Pensworth Dairy has blamed the spreading coronavirus and subsequent school closures for a decline in milk sales and has outlined its plans to pay just 25 per cent of the milk price to farmers for March and April.
In a letter sent out on March 30, managing director of Pensworth, David Kent, stated while the steps were ‘extremely unwelcome’, they were ‘necessary for the business in the current crisis.’
He said: “We are in the process of arranging a substantial funding package with our bank, supported by the government loan scheme, and we are working around the clock to bring our costs in line with our sales.
“However, at this stage and without any real immediate solution from our bankers (due to timings) we have to take the following immediate action and are writing to all our suppliers to delay payments.
“Due to these unprecedented times we are not in the position to forecast the raw milk price from May 1.
"Therefore, we will update you on the May milk price w/e April 25.”
The announcement has raised cashflow concerns from farmers and their ability to pay suppliers.
Roy Townsend, a dairy farmer from Gloucestershire, told Farmers Guardian about the ‘vulnerable position’ the decision placed his business in.
He said: “I love milking cows but I cannot get an aligned contract so have no alternative than to accept liquid milk prices.
“You have to laugh at the irony of the situation, with Pensworth placing increasing pressure on producers to sign up to Compassion in World Farming standards.
"But where is the compassion if farmers cannot afford to feed their cows due to delayed payments from the company?
“All dairy farmers are asking for is a reasonable price for their produce.”
The announcement follows similar moves from Freshways to negate the impact of Covid-19 on the processors.
Yet Muller has recorded an increase in demand, and raised it prices accordingly which has called into question the fairness of supply chains and processor contracts.
First Milk has announced it is holding its member milk price for May 2020, which will be 26.75ppl for a liquid standard litre and 27.63ppl on a manufacturing standard litre, both including their member premium.

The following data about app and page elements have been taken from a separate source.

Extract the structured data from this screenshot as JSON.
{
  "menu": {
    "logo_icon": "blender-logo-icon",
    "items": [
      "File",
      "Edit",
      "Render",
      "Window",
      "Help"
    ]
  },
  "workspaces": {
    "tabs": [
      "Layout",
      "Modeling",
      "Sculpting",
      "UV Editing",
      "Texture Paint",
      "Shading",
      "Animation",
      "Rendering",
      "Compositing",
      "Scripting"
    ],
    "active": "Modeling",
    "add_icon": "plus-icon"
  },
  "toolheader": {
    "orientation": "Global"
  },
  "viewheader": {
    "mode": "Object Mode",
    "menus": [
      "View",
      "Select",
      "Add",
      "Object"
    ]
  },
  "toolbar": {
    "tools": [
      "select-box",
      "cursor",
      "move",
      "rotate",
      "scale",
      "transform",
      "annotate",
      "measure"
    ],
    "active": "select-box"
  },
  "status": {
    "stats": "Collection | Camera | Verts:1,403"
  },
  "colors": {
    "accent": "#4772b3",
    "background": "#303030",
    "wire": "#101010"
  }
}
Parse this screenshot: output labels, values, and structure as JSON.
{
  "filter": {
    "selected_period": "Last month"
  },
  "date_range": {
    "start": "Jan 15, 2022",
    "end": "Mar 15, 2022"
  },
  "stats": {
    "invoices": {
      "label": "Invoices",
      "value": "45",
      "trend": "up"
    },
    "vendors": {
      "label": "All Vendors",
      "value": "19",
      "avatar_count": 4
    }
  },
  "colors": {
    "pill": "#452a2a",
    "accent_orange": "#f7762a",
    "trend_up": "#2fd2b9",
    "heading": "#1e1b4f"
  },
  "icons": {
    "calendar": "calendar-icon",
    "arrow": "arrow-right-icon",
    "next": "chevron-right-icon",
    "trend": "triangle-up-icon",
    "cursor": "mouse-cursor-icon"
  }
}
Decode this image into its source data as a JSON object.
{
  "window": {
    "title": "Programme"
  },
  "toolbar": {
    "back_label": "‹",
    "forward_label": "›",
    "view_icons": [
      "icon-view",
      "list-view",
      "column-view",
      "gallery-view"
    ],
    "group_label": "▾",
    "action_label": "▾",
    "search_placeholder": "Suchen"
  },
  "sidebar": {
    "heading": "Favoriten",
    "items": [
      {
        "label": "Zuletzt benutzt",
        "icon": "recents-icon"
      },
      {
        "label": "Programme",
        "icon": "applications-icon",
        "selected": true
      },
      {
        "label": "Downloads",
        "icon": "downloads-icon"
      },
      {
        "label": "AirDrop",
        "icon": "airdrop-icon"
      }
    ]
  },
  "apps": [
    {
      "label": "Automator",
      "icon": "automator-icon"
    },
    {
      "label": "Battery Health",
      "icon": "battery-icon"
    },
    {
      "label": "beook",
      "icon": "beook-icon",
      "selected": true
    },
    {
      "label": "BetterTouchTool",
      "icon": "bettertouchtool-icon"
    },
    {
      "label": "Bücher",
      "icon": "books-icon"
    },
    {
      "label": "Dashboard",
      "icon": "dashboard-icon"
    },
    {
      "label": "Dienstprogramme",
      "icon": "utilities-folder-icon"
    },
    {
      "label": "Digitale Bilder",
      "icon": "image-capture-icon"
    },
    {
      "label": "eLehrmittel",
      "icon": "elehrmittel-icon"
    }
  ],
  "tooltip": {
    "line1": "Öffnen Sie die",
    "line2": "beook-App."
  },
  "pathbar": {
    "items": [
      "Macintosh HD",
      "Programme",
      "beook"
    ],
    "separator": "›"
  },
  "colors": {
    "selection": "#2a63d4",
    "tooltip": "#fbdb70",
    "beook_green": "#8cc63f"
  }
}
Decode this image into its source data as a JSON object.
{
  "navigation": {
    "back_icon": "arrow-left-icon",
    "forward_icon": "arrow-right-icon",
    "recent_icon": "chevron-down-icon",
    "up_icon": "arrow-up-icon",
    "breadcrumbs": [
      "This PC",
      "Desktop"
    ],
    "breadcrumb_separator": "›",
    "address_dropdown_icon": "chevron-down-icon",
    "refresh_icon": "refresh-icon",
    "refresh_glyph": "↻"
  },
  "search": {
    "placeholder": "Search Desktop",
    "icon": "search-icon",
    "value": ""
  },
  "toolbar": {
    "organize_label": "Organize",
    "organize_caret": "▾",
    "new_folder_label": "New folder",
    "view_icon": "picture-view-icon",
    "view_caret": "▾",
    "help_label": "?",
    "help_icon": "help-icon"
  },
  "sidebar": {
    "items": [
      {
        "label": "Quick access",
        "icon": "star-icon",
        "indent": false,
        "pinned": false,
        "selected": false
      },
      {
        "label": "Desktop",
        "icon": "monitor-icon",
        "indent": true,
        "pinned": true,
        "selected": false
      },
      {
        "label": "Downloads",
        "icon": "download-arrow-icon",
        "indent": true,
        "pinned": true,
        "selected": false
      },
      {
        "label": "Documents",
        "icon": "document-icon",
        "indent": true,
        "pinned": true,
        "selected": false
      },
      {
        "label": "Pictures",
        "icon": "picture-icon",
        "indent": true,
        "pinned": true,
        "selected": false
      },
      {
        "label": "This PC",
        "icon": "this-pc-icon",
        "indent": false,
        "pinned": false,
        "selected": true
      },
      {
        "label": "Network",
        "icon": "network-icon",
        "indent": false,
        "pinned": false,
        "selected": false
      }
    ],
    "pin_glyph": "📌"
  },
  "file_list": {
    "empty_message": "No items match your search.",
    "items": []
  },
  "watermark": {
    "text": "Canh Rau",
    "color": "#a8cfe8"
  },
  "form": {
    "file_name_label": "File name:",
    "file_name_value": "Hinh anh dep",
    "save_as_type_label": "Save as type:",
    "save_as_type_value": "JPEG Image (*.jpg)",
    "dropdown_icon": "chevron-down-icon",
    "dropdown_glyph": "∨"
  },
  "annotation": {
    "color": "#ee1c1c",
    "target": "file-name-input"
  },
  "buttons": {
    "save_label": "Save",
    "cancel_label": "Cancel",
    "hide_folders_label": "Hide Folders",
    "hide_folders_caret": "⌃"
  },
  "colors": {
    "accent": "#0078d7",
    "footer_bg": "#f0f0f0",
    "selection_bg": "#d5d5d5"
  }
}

Commenting on the announcement, Jim Baird, farmer director and vice-chairman, said: “The current situation is uncertain, as no-one can predict what the overall impact of COVID-19 will be on society at large, or on milk prices.
"International dairy commodity markets have weakened, and the food service sector is shutdown, yet most of our customers are focused on retail markets, which are seeing strong demand due to concerns over food availability.
"Throughout our supply chain – from farmer members to hauliers and First Milk colleagues – everyone is working tirelessly in difficult circumstances to play our part in feeding the nation and I want to thank everyone involved for all their support.”
“We are well-placed and will continue to do all we can to minimise the risk to future returns for our members in these challenging times.”